From the above definition it is clear that a lien does not confer possessory rights over the property secured by the lien, but merely gives the person exercising the lien an interest in the property until the debt is satisfied. In other words such property is not held on ones own account but rather on account of or in trust for the debtor. There can therefore be no constructive possession of the property in such a situation.
Having found that the trucks were in possession of the respondent in trust for the judgment debtor, I will now consider whether at the time of the attachment, the applicants as receivers of the property had any interest or rights over the trucks.
The effect of appointment of a receiver has been stated by the author Sir Raymond Walton in the book “Kerr on Receivers and administrators” 17th Ed at pg 158 as follows;
“Crystallisation of floating charge. The appointment of a receiver-who will almost invariably be known as ‘an administrative receiver’- is one of the events which causes a floating charge to crystallise. The order operates from the date when the appointment becomes effective. The receiver becomes entitled to possession of the company’s assets, and any interference with his possession is a contempt of court.
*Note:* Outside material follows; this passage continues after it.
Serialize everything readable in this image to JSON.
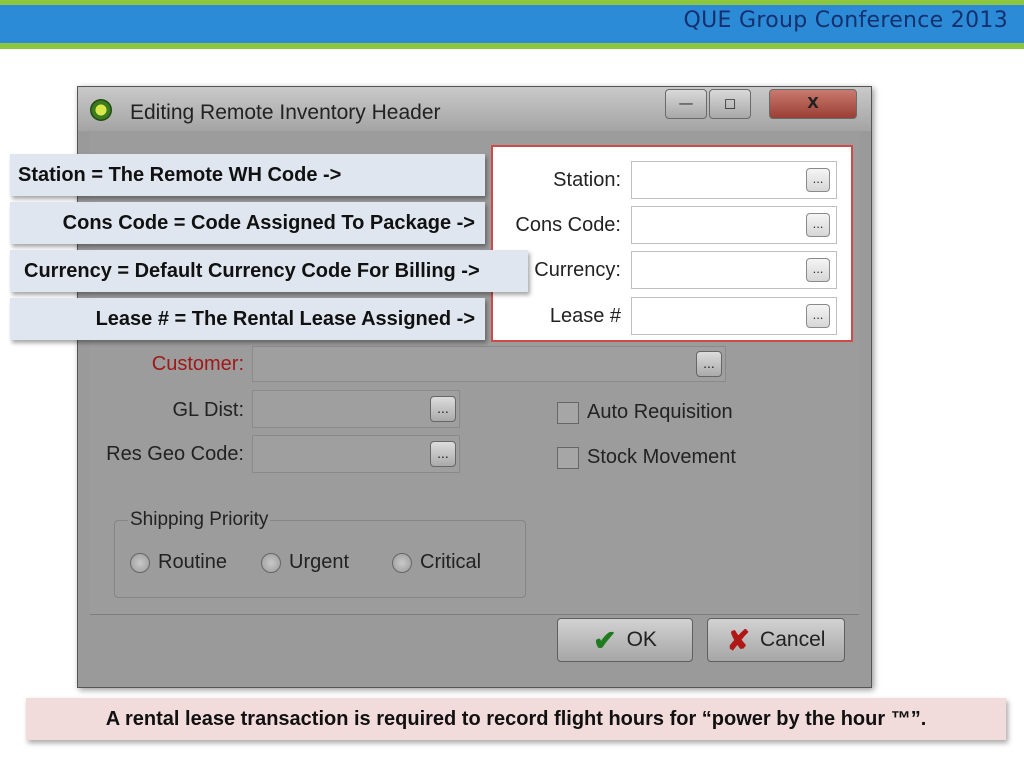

He takes subject to all specific charges which have been validly created by the company in priority to the floating charge, and to all rights of set-off acquired by debtors to the company in respect of dealings with it. But the title of the receiver prevails over that of execution creditors who have not completed their execution, even though the debentures were not issued at the date of the execution, if there was a valid contract for their issue; it is therefore good against a person who has obtained a garnishee order nisi, or even absolute, if the charge crystallises before actual payment.”
In the case of KASOZI DAMBA V M/S MALE CONSTUCTION SERVICE CO.  HCB 26, which has similar facts Kantinti J found that,
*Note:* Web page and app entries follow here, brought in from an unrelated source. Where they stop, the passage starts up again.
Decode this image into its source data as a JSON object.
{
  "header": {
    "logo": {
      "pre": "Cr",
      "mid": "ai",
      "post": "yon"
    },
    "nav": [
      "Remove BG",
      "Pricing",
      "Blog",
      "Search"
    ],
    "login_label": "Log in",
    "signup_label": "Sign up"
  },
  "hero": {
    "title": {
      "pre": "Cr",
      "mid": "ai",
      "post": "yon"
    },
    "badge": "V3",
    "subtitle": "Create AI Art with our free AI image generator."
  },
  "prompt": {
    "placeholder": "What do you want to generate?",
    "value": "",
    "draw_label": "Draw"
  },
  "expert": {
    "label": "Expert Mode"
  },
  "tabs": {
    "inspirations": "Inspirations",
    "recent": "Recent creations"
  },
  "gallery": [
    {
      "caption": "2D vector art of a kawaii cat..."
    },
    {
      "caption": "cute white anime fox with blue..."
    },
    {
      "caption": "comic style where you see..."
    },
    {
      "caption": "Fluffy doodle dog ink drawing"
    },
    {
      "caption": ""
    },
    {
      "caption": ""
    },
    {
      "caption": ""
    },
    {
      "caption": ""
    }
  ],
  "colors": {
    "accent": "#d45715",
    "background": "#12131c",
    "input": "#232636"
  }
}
- The order of attachment was made on 20th April 1980 and a receiver was appointed after the attachment.
- The objector had to show that at the time of attachment, he was in possession; this was not shown to have been so. (See O.19 r 58 CPR)…”
On the basis of the above authorities, it would appear to me that the title of the receiver prevails over that of a judgment creditor who seeks to execute after appointment has been made.
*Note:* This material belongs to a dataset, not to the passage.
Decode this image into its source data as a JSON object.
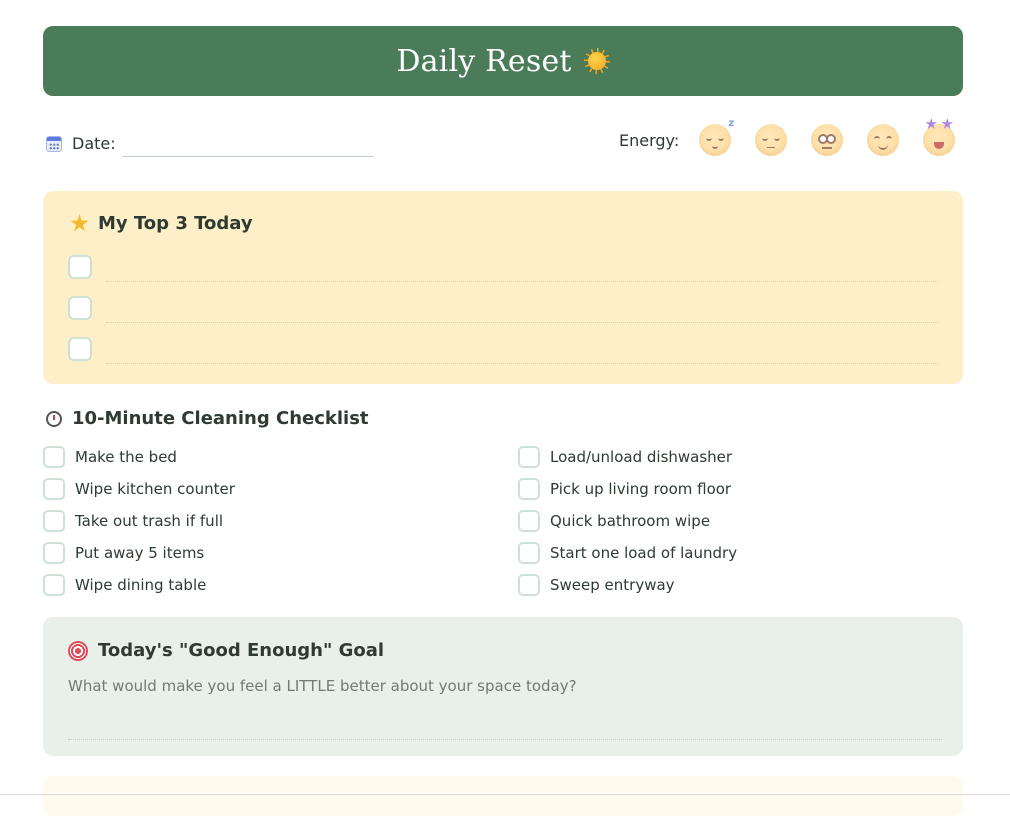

However in the application before court, the appointment of the receivers took place on 18th October 2010, and the warrant of attachment was issued on 24th May 2010. Clearly, the attachment was long after the appointment of the receivers had been done.
I am further fortified by the case of JOHN VERJEE & ANOR V SIMON KALENZI & ORS (CACA No. 71 of 2000) reported in [1997-2001] UCLR 83 where Twinomujuni JA, held that,
“Once a receiver has taken possession of the property before attachment, that property can not be attached by the other subsequent decree holders against the judgment debtor.”
Furthermore, in that same case, Kitumba JA and Twinomujuni JA found that although receivers are in law the agents of the debtor company, they hold property to pay the debts of the company, and therefore, the receivers were in possession not on behalf of the judgment debtor but for the mortgagee.
I am bound by that position of the law as stated by the Learned Justices of Appeal. I find therefore that by the time of the attachment, the control over the judgment debtor’s assets was with the applicants who were the receivers and therefore, the applicants had constructive possession of the property even if they may not have been in actual possession of the same.
Accordingly, I order that trucks registered under numbers UAH 728D, UAB 547Z, UAB 548Z, UAB 540Z and UAE 433N be released from attachment. Costs are awarded to the applicant.
Justice Geoffrey Kiryabwire
Ruling read and signed in open court in the presence of;
- Kakuru Martin h/b for Ruth Sebatindira
- None of the parties
- Rose Emeru – Court Clerk